Records from a data source

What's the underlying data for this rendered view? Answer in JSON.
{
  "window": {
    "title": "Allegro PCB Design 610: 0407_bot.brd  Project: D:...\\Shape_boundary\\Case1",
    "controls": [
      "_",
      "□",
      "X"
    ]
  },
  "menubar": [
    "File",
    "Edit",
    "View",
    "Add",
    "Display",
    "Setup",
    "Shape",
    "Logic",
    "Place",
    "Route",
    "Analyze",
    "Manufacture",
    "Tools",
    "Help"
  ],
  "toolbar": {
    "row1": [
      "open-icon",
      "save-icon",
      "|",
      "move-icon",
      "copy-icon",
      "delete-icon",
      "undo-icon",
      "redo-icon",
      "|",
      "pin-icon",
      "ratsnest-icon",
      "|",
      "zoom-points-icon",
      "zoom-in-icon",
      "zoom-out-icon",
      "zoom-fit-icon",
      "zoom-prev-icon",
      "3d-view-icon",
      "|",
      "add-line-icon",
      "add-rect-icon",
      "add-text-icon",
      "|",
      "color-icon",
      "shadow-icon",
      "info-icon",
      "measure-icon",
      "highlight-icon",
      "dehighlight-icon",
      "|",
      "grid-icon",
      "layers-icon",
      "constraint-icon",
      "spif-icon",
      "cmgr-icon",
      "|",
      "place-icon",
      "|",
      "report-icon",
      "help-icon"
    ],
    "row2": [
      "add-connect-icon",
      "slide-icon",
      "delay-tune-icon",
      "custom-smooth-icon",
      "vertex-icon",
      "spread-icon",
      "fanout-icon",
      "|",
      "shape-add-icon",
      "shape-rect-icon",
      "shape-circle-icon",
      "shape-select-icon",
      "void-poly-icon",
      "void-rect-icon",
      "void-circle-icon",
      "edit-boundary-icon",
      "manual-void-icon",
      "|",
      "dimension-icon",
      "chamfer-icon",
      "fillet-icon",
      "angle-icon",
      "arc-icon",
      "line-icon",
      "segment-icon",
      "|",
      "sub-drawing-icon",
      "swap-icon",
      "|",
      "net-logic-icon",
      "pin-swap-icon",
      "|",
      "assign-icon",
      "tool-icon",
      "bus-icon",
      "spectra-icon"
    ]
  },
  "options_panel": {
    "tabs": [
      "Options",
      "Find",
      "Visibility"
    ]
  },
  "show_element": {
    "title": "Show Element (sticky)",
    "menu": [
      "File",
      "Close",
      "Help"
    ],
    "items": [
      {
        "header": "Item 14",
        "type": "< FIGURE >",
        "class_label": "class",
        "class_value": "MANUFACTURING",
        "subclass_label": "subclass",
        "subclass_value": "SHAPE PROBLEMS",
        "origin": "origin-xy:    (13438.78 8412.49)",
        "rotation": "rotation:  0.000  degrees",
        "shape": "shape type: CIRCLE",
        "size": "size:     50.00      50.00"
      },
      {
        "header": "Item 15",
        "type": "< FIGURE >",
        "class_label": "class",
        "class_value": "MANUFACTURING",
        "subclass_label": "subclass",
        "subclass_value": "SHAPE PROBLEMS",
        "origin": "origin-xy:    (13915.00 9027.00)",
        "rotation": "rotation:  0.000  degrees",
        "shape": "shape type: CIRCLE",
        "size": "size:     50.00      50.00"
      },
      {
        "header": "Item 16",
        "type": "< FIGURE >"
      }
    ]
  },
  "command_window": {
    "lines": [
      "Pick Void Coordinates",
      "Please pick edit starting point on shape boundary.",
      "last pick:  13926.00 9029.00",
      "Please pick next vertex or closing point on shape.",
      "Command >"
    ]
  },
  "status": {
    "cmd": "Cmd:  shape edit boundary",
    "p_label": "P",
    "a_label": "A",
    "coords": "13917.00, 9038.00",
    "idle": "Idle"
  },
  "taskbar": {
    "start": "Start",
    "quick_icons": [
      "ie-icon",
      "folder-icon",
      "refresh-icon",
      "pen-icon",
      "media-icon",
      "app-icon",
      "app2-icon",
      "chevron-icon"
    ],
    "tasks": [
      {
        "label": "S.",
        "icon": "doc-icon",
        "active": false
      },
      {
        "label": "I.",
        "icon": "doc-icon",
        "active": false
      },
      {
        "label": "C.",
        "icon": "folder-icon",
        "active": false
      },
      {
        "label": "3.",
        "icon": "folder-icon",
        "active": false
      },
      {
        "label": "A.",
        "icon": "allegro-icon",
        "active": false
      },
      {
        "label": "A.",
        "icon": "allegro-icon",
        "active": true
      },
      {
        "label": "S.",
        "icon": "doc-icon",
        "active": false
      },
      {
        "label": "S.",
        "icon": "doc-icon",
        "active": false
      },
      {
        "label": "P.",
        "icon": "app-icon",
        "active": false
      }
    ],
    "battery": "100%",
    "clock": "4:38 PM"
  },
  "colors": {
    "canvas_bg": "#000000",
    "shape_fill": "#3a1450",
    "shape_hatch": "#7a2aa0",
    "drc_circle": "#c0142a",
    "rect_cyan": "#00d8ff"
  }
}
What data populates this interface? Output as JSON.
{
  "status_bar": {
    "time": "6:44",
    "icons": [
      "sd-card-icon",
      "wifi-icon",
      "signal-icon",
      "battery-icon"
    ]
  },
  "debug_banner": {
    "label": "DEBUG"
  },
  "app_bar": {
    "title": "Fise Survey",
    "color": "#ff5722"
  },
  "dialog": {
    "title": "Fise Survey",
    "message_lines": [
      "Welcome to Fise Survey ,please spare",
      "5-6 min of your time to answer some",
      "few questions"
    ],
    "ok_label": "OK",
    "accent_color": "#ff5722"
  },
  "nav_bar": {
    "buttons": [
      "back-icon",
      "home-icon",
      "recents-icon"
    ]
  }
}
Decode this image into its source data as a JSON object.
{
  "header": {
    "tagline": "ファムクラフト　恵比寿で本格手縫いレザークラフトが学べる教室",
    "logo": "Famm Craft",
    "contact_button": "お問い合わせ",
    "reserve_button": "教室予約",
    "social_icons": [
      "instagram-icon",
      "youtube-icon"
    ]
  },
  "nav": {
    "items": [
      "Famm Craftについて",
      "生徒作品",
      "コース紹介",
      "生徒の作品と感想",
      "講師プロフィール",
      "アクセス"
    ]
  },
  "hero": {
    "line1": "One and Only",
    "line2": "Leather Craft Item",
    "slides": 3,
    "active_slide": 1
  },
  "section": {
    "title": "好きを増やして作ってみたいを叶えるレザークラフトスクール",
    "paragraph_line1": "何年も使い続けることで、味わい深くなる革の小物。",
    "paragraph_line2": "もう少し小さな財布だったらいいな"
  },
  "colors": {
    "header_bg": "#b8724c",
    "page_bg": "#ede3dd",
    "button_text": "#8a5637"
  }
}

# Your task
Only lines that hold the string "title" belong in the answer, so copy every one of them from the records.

# Solution to this task
    "title": "Allegro PCB Design 610: 0407_bot.brd  Project: D:...\\Shape_boundary\\Case1",
    "title": "Show Element (sticky)",
    "title": "Fise Survey",
    "title": "Fise Survey",
    "title": "好きを増やして作ってみたいを叶えるレザークラフトスクール",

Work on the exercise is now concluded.